**WHAT TO DO**
Find and copy every line in the records that includes the string "data".

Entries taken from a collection
_ _ _ _
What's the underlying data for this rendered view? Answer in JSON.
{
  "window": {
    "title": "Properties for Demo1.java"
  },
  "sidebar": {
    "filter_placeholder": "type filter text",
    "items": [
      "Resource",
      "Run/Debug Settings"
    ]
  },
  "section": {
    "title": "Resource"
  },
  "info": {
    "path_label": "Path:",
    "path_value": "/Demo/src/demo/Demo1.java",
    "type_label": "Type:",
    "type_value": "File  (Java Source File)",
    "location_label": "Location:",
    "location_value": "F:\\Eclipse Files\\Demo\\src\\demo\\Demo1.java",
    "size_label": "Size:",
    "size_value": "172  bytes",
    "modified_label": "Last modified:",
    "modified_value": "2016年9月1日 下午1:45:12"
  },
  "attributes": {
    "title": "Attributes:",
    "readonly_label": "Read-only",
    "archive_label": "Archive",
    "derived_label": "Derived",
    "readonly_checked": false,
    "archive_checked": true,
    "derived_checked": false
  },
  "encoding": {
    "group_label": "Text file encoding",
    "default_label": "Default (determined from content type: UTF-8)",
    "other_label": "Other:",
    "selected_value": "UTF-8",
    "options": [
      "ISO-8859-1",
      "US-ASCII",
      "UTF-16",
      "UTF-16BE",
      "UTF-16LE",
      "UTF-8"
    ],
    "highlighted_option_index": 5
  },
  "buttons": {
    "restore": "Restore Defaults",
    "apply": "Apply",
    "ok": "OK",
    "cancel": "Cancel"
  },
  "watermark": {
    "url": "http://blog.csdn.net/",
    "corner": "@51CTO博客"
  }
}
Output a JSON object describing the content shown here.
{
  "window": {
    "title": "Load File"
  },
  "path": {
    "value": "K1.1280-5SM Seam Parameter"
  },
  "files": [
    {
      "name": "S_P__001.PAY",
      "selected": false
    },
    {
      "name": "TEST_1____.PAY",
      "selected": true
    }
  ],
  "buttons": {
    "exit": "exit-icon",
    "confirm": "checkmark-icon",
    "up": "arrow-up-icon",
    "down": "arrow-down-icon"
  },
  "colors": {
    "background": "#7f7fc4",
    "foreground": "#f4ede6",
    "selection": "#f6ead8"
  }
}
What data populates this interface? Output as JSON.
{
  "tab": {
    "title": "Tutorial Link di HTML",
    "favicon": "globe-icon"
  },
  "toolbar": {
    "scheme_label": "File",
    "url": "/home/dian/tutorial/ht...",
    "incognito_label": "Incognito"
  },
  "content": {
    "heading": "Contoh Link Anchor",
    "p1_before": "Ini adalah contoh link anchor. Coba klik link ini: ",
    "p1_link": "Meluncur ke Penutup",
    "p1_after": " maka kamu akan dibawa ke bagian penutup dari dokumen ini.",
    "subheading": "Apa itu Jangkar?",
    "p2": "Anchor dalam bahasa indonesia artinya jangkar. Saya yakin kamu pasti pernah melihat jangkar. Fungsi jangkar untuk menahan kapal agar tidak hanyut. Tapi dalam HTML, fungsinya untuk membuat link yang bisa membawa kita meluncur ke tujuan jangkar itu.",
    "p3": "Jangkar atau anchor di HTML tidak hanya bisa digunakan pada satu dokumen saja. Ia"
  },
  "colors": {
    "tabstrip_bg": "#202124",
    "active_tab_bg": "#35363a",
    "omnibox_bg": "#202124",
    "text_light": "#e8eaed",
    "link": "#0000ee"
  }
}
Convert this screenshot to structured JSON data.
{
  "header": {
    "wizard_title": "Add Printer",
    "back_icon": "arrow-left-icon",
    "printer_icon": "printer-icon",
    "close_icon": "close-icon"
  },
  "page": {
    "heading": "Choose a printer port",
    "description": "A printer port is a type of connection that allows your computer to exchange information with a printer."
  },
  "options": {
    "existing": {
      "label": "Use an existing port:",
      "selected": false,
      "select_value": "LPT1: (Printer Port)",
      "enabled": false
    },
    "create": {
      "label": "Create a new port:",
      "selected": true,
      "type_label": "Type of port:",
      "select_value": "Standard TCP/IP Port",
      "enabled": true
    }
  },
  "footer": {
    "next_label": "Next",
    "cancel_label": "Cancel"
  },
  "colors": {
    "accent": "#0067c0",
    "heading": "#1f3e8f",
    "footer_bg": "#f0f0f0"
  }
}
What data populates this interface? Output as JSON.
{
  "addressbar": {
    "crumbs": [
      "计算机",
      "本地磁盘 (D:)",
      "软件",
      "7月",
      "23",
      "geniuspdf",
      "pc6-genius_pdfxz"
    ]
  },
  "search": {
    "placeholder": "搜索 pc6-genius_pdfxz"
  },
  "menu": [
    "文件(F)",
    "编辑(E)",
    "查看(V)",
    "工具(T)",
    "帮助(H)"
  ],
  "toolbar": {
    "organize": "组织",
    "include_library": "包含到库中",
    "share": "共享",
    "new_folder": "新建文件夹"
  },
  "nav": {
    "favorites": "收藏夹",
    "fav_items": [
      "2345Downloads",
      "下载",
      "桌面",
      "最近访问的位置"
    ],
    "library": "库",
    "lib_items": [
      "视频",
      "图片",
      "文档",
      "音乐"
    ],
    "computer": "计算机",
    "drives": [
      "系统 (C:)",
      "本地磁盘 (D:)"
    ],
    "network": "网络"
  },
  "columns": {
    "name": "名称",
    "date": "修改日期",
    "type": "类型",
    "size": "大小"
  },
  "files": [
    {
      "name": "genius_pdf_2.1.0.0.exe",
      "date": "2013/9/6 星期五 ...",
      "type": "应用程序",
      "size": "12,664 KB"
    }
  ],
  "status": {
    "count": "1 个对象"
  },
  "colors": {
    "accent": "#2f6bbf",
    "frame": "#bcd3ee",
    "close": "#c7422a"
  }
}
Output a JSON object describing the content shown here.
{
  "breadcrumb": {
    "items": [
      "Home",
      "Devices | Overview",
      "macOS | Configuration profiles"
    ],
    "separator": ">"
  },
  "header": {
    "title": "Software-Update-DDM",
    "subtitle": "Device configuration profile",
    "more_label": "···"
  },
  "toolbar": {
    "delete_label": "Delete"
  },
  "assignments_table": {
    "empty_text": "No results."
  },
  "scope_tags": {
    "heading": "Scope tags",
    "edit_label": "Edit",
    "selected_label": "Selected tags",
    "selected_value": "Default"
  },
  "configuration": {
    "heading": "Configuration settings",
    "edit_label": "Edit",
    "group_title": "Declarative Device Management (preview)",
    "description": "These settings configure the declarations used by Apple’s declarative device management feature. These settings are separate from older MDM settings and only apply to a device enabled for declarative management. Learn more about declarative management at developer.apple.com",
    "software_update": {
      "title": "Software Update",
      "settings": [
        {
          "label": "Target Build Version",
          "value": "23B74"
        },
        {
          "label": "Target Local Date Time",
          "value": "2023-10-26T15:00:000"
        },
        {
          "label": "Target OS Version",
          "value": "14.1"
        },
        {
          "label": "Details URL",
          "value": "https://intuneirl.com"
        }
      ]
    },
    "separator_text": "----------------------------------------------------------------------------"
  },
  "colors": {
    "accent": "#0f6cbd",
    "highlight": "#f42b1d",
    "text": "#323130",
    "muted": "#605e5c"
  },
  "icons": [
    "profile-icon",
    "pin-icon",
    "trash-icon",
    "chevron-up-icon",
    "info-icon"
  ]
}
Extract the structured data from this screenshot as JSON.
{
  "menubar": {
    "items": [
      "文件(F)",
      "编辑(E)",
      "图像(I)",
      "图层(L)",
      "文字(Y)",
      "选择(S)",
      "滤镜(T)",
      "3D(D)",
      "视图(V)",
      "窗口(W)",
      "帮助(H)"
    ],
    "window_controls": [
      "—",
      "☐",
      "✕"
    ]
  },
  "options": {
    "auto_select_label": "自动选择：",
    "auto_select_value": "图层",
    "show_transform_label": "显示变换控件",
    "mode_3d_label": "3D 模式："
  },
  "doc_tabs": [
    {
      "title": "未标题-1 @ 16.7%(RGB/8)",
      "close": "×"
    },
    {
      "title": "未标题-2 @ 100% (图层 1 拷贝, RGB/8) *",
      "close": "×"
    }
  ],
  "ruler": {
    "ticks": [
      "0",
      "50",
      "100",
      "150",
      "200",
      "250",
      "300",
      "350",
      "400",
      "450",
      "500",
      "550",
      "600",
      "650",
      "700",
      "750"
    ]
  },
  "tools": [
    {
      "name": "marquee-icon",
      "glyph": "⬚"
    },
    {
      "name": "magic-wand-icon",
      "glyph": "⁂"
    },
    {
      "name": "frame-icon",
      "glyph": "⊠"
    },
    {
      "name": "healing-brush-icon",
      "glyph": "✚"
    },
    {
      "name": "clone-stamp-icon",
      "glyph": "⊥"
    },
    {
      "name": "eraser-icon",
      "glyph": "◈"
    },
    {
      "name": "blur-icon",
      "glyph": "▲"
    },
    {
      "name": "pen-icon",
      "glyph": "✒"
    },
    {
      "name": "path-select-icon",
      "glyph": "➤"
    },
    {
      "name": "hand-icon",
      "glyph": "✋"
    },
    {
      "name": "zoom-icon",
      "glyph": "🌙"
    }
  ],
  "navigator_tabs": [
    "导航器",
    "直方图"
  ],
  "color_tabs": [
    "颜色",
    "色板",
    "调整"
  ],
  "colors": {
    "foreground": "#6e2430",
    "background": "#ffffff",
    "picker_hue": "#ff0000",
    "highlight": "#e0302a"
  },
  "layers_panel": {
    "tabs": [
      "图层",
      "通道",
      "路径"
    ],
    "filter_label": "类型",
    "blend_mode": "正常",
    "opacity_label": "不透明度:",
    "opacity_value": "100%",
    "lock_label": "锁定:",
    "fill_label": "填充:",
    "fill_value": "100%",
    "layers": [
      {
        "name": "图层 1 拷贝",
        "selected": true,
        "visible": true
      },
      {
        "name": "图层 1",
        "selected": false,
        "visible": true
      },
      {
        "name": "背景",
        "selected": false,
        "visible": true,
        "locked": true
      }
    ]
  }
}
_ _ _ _
**TASK OUTPUT**
What's the underlying data for this rendered view? Answer in JSON.
What data populates this interface? Output as JSON.
Convert this screenshot to structured JSON data.
What data populates this interface? Output as JSON.
Extract the structured data from this screenshot as JSON.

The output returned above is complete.